▶ _PROBLEM TO WORK ON_
Read the entries below and pull out each line with the string "Tether".

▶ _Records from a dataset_
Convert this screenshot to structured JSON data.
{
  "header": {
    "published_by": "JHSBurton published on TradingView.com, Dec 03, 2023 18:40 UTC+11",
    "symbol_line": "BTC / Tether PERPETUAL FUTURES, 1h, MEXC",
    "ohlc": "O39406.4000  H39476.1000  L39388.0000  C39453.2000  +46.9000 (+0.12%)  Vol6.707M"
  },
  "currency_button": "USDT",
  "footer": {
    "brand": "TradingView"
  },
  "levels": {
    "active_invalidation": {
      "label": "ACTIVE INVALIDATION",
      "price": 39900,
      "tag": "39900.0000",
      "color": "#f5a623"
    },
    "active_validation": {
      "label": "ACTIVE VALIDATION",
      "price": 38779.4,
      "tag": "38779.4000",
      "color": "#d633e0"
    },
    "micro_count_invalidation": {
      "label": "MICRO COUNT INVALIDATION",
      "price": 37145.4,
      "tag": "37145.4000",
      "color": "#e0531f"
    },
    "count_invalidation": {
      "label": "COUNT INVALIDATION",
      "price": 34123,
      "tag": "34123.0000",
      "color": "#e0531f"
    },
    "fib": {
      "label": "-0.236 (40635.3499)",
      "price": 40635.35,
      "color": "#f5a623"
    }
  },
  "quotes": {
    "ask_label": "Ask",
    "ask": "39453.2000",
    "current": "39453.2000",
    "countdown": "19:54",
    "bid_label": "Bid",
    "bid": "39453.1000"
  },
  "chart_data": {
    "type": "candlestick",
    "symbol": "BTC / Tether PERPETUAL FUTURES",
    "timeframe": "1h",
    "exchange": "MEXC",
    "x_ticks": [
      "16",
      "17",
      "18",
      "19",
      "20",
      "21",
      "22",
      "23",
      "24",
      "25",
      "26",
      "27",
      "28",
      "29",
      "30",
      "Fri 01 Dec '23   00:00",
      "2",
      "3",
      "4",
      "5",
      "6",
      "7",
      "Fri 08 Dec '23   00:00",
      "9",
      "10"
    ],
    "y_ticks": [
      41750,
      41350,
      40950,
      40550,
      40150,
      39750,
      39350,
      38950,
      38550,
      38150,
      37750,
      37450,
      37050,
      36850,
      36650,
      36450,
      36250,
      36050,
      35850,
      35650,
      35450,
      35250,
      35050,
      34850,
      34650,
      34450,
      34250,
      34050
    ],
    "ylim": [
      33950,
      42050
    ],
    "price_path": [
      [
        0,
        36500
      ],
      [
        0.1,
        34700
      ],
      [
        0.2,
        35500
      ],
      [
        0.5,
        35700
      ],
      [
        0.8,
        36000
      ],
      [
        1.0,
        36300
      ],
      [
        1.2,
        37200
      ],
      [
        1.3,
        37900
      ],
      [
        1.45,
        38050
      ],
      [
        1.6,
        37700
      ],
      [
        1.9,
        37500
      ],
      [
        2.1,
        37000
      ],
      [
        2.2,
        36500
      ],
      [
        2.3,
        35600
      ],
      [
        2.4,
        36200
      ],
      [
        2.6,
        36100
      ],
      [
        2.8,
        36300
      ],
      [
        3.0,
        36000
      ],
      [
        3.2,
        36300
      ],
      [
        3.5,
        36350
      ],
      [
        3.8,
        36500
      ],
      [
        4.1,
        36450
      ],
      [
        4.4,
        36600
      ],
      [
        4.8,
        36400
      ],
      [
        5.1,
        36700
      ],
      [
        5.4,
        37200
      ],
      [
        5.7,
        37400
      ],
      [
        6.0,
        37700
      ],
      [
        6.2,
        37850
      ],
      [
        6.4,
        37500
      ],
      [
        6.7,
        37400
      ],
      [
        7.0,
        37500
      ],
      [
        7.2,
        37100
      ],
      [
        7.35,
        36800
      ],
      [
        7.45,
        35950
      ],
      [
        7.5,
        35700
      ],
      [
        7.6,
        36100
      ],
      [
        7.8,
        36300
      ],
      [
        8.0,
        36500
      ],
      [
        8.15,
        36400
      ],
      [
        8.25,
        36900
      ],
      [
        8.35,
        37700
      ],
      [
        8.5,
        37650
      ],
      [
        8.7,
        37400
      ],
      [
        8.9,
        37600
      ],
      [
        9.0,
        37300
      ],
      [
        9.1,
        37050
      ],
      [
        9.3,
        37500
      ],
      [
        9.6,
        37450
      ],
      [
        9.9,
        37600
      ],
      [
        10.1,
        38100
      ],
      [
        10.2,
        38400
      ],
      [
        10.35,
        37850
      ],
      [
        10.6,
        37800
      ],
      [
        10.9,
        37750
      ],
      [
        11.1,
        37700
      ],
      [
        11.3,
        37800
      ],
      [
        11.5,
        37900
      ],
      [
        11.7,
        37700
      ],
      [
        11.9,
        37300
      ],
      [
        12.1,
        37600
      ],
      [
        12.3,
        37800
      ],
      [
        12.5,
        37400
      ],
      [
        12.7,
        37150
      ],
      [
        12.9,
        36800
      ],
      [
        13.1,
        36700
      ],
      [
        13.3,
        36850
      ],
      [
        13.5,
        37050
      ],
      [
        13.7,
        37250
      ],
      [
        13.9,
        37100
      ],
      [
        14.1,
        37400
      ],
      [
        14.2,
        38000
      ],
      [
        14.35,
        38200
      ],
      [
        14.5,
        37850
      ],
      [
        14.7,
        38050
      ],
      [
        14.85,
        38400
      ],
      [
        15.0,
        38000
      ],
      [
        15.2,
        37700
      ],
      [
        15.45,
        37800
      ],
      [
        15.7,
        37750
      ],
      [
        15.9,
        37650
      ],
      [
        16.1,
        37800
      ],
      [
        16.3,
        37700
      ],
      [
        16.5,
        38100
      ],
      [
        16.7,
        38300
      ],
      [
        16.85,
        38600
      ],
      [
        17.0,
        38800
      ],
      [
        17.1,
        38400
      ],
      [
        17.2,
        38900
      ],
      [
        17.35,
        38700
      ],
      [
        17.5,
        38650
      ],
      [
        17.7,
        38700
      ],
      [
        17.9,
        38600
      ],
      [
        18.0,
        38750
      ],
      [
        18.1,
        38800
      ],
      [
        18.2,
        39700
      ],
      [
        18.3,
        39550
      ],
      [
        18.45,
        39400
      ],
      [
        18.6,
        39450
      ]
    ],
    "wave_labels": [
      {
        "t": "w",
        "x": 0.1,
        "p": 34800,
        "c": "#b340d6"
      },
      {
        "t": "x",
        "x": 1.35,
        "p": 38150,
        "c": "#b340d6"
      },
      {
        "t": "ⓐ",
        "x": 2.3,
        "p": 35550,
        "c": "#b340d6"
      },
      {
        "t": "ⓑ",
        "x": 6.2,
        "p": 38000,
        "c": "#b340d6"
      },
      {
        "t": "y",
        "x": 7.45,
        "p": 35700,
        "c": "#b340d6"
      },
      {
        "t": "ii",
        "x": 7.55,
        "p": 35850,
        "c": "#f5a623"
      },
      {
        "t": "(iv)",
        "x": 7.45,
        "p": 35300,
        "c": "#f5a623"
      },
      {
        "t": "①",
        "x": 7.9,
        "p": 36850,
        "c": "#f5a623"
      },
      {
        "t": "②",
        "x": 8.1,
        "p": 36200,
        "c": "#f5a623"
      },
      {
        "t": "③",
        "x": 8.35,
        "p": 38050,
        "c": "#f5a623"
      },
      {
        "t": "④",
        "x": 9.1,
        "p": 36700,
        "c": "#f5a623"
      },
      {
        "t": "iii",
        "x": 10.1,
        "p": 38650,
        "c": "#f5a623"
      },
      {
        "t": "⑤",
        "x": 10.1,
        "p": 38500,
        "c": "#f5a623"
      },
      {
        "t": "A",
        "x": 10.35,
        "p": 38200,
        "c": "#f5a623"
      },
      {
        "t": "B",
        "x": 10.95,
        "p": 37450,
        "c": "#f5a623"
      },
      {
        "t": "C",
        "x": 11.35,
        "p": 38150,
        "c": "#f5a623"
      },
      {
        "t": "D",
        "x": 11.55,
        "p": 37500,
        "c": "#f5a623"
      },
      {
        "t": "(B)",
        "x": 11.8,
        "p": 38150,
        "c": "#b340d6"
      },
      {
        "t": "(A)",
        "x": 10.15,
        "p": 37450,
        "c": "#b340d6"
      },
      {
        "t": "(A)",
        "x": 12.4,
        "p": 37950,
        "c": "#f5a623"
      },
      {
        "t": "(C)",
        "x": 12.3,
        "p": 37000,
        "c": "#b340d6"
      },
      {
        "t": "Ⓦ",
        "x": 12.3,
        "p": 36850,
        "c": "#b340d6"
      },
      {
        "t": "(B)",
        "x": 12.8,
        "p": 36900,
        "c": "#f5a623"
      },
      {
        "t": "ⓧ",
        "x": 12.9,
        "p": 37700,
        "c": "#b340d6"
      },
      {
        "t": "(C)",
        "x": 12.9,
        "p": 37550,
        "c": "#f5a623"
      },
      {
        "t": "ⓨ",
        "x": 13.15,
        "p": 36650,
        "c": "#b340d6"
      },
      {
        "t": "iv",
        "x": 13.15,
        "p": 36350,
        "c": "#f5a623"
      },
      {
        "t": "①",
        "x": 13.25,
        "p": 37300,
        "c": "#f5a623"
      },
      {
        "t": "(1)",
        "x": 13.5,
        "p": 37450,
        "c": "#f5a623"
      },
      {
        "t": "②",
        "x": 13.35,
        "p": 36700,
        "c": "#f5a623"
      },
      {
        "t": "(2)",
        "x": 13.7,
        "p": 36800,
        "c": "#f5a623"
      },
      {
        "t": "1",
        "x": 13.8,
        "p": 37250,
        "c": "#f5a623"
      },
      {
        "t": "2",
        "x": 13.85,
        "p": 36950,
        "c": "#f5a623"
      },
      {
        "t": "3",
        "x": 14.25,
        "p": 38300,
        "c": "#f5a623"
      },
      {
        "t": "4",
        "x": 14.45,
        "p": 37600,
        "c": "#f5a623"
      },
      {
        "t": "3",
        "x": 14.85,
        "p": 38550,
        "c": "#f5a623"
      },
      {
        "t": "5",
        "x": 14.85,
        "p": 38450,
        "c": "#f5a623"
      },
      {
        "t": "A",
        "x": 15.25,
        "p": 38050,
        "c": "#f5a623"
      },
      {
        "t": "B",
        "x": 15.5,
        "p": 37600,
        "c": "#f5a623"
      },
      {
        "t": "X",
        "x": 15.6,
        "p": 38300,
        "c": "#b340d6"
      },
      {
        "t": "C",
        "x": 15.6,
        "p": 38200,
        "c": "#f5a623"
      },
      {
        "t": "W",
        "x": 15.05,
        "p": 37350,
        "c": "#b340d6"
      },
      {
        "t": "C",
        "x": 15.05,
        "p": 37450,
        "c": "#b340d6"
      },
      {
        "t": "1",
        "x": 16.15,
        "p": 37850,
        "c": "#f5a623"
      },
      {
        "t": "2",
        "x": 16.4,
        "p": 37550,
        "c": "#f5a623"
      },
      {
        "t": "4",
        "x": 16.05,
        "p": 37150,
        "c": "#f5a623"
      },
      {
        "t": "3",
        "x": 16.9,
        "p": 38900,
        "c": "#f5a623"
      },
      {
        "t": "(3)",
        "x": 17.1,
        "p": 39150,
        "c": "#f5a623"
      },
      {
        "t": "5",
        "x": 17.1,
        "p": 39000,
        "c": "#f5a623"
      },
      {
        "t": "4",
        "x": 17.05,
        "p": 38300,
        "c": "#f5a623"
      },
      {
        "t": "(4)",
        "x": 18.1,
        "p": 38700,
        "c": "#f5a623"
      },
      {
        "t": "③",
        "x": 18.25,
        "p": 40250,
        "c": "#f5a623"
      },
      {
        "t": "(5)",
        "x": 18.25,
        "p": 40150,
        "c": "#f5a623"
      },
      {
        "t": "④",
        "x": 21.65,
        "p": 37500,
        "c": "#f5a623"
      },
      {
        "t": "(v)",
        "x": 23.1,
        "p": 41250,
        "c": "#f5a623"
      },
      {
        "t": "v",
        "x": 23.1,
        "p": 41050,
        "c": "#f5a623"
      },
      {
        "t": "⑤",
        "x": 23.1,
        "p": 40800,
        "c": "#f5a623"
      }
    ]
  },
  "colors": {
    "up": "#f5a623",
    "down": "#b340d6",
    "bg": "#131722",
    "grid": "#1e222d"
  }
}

▶ _OUTPUT_
    "symbol_line": "BTC / Tether PERPETUAL FUTURES, 1h, MEXC",
    "symbol": "BTC / Tether PERPETUAL FUTURES",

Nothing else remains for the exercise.